- Fears over the recent financial turmoil continued to ease, prompting traders to reduce holdings in safer assets.
- Federal Reserve vice chair for supervision Michael Barr also told lawmakers that SVB’s troubles were due to “terrible” risk management, suggesting it could be an isolated case.
- On the monetary policy front, the Fed delivered a widely expected 25 basis point rate hike last week and hinted at just one more rate increase.
- Still, Fed Chair Jerome Powell said the officials didn’t see rate cuts for 2023 and were prepared to prolong their tightening cycle if needed.
- All eyes now turn to a key measure of US inflation(PCE) and several speeches from Fed officials this week.
Asian markets mixed following a weaker session on Wall street.
A rebound in treasury yields also creating concerns sparking fears the Fed might continue to tighten policy even though banks remain under pressure.
- In Japan, the Nikkei 225, rose for the third straight session, with nearly all sectors participating in the advance.
- Investors shrugged off a negative lead on Wall Street overnight, as growth stocks in the US came under renewed pressure from rising Treasury yields.
- Commodity-linked stocks led the market higher, with notable gains from Nippon Steel (0.8%) , Toyota Motor (0.6%) .
- Elsewhere, SoftBank Group jumped 5.5% amid a boost from its holdings on Alibaba which surged in the US after the Chinese tech giant announced it will split into six business groups
- In Australia, the ASX 200 fell 0.2% to around 7,020 on Wednesday, after taking cues from a negative lead on Wall Street.
- Investors nervous about rising Treasury yields and heightened economic uncertainties.
- Technology stocks led the decline
- Investors now await Australia’s monthly CPI indicator for clues on the trajectory of domestic interest rates.

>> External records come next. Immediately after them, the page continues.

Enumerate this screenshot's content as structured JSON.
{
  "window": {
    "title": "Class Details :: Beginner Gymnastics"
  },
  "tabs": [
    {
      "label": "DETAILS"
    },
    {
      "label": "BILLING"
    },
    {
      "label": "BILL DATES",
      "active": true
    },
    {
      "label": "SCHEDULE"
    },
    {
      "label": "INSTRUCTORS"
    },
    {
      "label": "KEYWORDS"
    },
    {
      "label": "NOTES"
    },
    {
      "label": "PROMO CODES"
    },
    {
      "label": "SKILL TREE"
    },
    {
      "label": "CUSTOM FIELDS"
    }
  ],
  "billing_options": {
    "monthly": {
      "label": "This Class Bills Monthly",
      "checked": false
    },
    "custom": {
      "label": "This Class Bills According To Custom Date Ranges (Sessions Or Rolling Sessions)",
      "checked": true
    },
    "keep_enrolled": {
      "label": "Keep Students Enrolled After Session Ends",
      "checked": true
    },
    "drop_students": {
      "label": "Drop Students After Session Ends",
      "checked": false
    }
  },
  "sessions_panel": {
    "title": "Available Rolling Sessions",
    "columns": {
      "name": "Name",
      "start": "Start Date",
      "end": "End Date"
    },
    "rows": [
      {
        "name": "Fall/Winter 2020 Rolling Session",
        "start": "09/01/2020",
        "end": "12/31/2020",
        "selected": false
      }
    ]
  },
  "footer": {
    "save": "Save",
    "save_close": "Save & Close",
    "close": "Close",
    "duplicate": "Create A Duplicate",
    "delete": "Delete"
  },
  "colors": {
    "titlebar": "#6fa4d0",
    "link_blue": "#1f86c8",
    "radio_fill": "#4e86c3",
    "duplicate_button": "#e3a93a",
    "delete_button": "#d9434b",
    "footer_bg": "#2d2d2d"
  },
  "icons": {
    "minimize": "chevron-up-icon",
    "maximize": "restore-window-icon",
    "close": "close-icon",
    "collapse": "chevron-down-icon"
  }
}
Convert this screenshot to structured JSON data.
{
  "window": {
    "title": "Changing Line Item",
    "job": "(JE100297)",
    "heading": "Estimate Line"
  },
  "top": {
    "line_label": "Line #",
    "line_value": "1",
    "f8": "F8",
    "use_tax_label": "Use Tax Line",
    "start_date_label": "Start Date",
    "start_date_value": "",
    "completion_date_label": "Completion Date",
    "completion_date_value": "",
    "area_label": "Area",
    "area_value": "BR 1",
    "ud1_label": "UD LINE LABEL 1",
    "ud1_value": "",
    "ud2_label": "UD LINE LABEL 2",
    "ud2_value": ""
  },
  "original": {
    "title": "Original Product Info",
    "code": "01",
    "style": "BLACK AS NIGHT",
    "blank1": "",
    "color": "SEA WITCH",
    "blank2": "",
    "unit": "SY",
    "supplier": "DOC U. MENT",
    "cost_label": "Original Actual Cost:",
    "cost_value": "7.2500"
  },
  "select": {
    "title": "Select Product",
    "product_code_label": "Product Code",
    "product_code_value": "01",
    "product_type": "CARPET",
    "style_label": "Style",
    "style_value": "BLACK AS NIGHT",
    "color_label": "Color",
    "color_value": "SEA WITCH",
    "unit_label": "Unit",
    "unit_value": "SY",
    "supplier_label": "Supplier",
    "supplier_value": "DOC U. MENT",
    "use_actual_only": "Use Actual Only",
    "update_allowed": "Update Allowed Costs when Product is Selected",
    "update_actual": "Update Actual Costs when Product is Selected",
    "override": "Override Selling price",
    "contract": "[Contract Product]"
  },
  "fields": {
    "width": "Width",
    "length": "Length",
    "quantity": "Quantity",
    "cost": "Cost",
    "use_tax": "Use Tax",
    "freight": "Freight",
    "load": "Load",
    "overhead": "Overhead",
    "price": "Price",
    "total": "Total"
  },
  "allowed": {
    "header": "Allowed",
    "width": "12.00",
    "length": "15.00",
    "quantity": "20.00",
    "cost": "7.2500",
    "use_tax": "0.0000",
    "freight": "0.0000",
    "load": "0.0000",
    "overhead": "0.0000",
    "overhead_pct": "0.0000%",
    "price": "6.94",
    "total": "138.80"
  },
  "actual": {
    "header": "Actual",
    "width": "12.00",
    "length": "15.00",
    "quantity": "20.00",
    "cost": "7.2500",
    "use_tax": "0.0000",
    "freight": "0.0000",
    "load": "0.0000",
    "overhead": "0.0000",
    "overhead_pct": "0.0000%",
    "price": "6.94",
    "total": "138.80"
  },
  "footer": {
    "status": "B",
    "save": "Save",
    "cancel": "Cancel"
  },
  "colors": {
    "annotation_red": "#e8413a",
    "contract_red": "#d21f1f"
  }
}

Reuters
- US WTI crude futures climbed toward $74 /bl, rising for the third straight session.
- Traders citing , API data that showed that US crude inventories unexpectedly declined by 6.1 million barrels last week, defying expectations for a 180,000 barrel rise.
- Moreover, OPEC’s de-facto leader Saudi Arabia said the oil cartel should keep supplies steady for 2023 as it navigates a fragile recovery in global oil demand.
- Meanwhile, Russian Deputy Prime Minister Alexander Novak said the country should increase exports to “friendly” countries,
- noting that supplies to India jumped to levels not seen in over two decades. Gulf Energy News
- Gold steadied near $1,970/oz on Wednesday, pausing a recent rally as fears of a wider banking contagion abated, hurting demand for safer assets.
- The market cheered news that First Citizens BankShares agreed to buy all deposits and loans of failed Silicon Valley Bank.
- Federal Reserve vice chair for supervision Michael Barr also told lawmakers that SVB’s troubles were due to “terrible” risk management,
- suggesting it could be an isolated case.
- Meanwhile, market still expected the Federal Reserve to raise interest rates by another 25 basis points in May,
- as the central bank balances the ongoing battle against inflation with efforts to prevent the banking crisis from spreading further.